It may be difficult for her to align with the Congress in the Centre and fight alone in the state. The resurrected and increasingly vocal West Bengal Congress may refuse to toe that line anymore. Her staunch critics like state Congress president Pradip Bhattacharya and Murshidabad MP Adhir Chowdhury may demand that she either be in or out at all levels. To top it all, the TMC itself may face a split in the near future, with a faction going with the Congress. Mamata’s former mentor turned tormentor turned protégé, Somen Mitra, the former WBPCC president, and a few others are, it seems, already sulking at being politically ignored and neutralised.
Her options with the NDA are obviously closed. She cannot appear to be aligning with the ‘communal’ BJP when the bulk of votes which swung results in her favour in Bengal came from the minorities, who after a prolonged and drama filled campaign by Mamata decided to finally forsake the Left. The BJP, however, leaves no opportunity to prod her to leave the UPA hoping that she will turn to it. Ground equations in Bengal roundly belie that hope.
The dynamics of Bengal politics has greatly changed today from what it was a decade back when the NDA was in power in Delhi. Mamata today needs minority votes en masse in order to survive. To add to her woes another UPA ally the Baddruddin Ajmal-led All India United Democratic Front has just opened shop in Bengal and has also begun wooing a section of the minority leadership in the state. Even if Mamata does extend ‘issue-based’ support to the NDA in the future, is the BJP really mentally equipped to suffer her dictates and unpredictability? It holds the ominous record of being marooned in a cup of tea by another unpredictable ally in the past! The memory of Mamata’s past flip flops as an NDA ally surely continues to give it jitters.
Mamata’s options are limited and intertwined. She has to think hard and fast. Political equations are changing rapidly and post the monsoon session, national politics seems to be poised for another swivel. Can she handle it?

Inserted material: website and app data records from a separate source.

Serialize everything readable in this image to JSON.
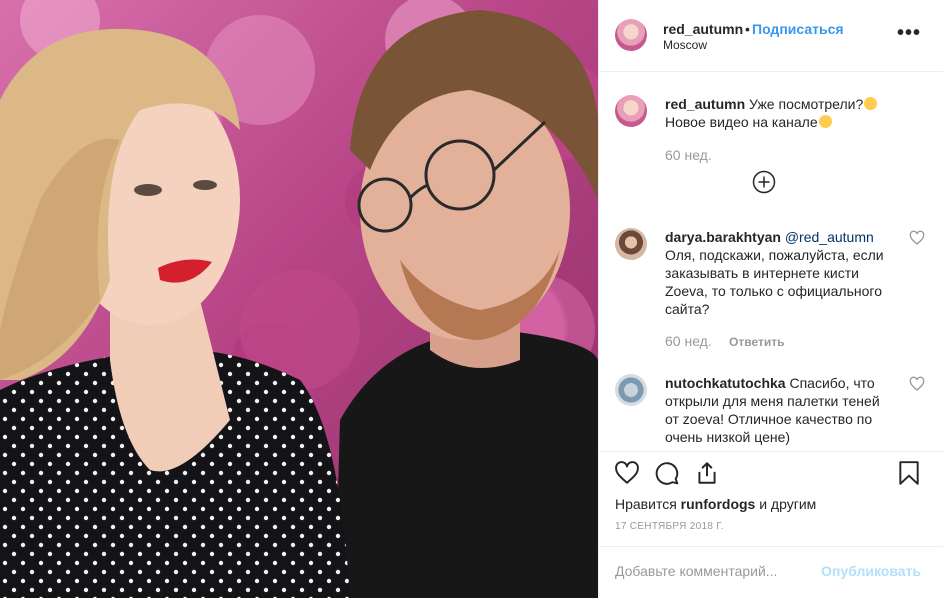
{
  "post": {
    "author": "red_autumn",
    "dot": "•",
    "follow_label": "Подписаться",
    "location": "Moscow",
    "more_label": "•••"
  },
  "caption": {
    "user": "red_autumn",
    "line1": "Уже посмотрели?",
    "line2": "Новое видео на канале",
    "time": "60 нед."
  },
  "comments": [
    {
      "user": "darya.barakhtyan",
      "mention": "@red_autumn",
      "text": "Оля, подскажи, пожалуйста, если заказывать в интернете кисти Zoeva, то только с официального сайта?",
      "time": "60 нед.",
      "reply_label": "Ответить"
    },
    {
      "user": "nutochkatutochka",
      "text": "Спасибо, что открыли для меня палетки теней от zoeva! Отличное качество по очень низкой цене)"
    }
  ],
  "likes": {
    "prefix": "Нравится",
    "user": "runfordogs",
    "suffix": "и другим"
  },
  "date": "17 СЕНТЯБРЯ 2018 Г.",
  "add_comment": {
    "placeholder": "Добавьте комментарий...",
    "publish_label": "Опубликовать"
  },
  "colors": {
    "link": "#3897f0",
    "publish_disabled": "#b2dffc",
    "muted": "#999999"
  },
  "icons": [
    "heart-icon",
    "comment-icon",
    "share-icon",
    "bookmark-icon",
    "plus-circle-icon",
    "more-icon"
  ]
}
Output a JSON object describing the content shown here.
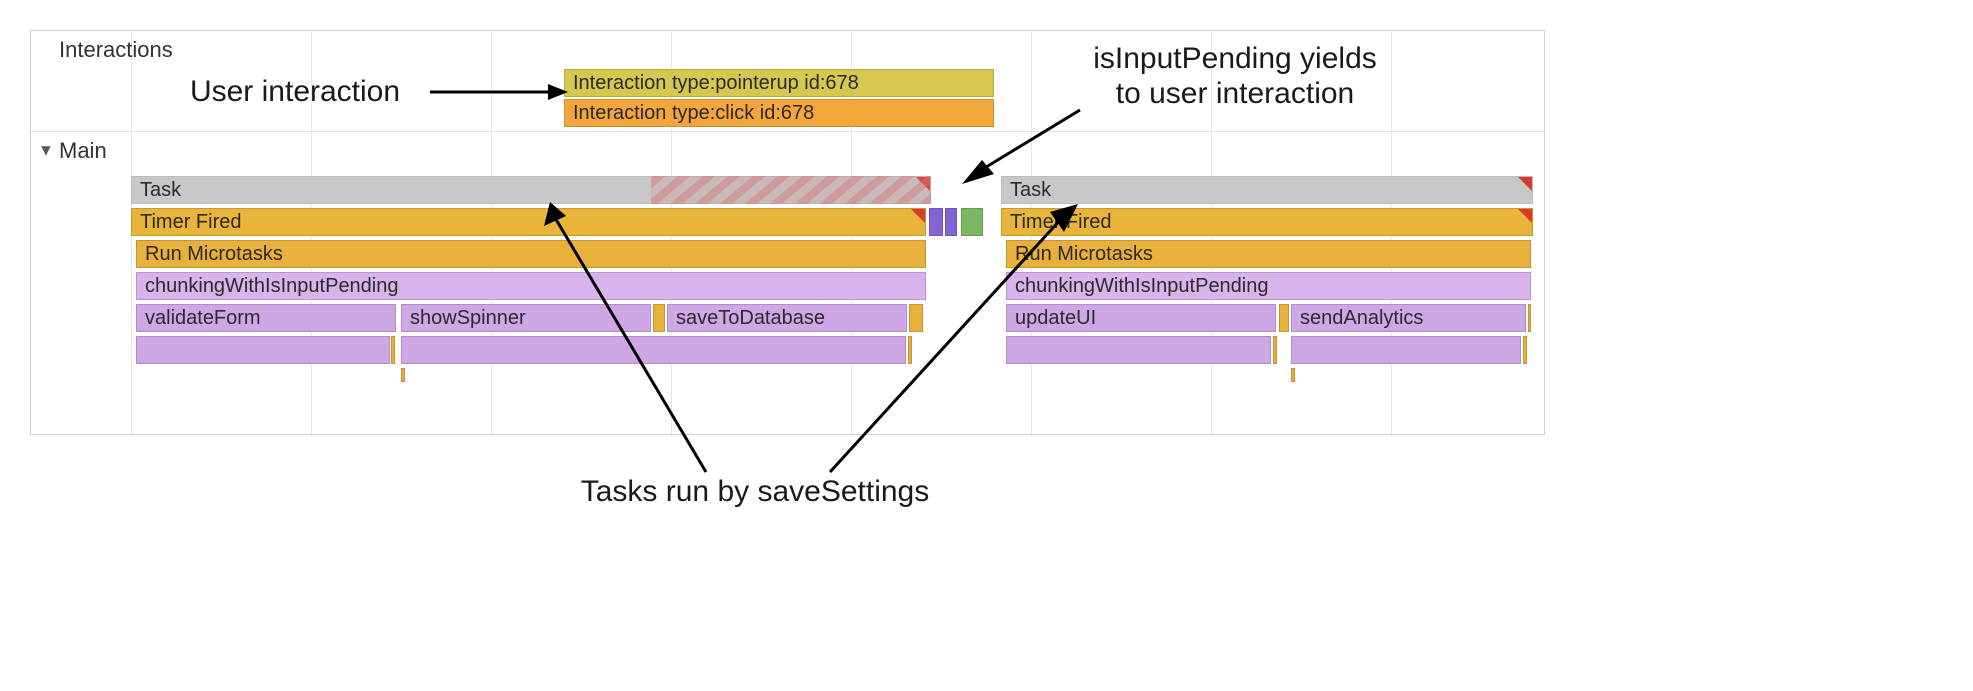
{
  "sections": {
    "interactions_label": "Interactions",
    "main_label": "Main"
  },
  "interactions": {
    "bar1": "Interaction type:pointerup id:678",
    "bar2": "Interaction type:click id:678"
  },
  "main": {
    "task1": "Task",
    "task2": "Task",
    "timer1": "Timer Fired",
    "timer2": "Timer Fired",
    "micro1": "Run Microtasks",
    "micro2": "Run Microtasks",
    "chunk1": "chunkingWithIsInputPending",
    "chunk2": "chunkingWithIsInputPending",
    "fn_validateForm": "validateForm",
    "fn_showSpinner": "showSpinner",
    "fn_saveToDatabase": "saveToDatabase",
    "fn_updateUI": "updateUI",
    "fn_sendAnalytics": "sendAnalytics"
  },
  "annotations": {
    "user_interaction": "User interaction",
    "is_input_pending_line1": "isInputPending yields",
    "is_input_pending_line2": "to user interaction",
    "tasks_run_by": "Tasks run by saveSettings"
  }
}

As she enters the Central Hall of Parliament, Didi will, no doubt, be preoccupied with these existential thoughts. And while she plots her next political move sitting opposite him, Pranab shall at last savour his first moments of un-reflected glory.
As they say, Joy Bangla!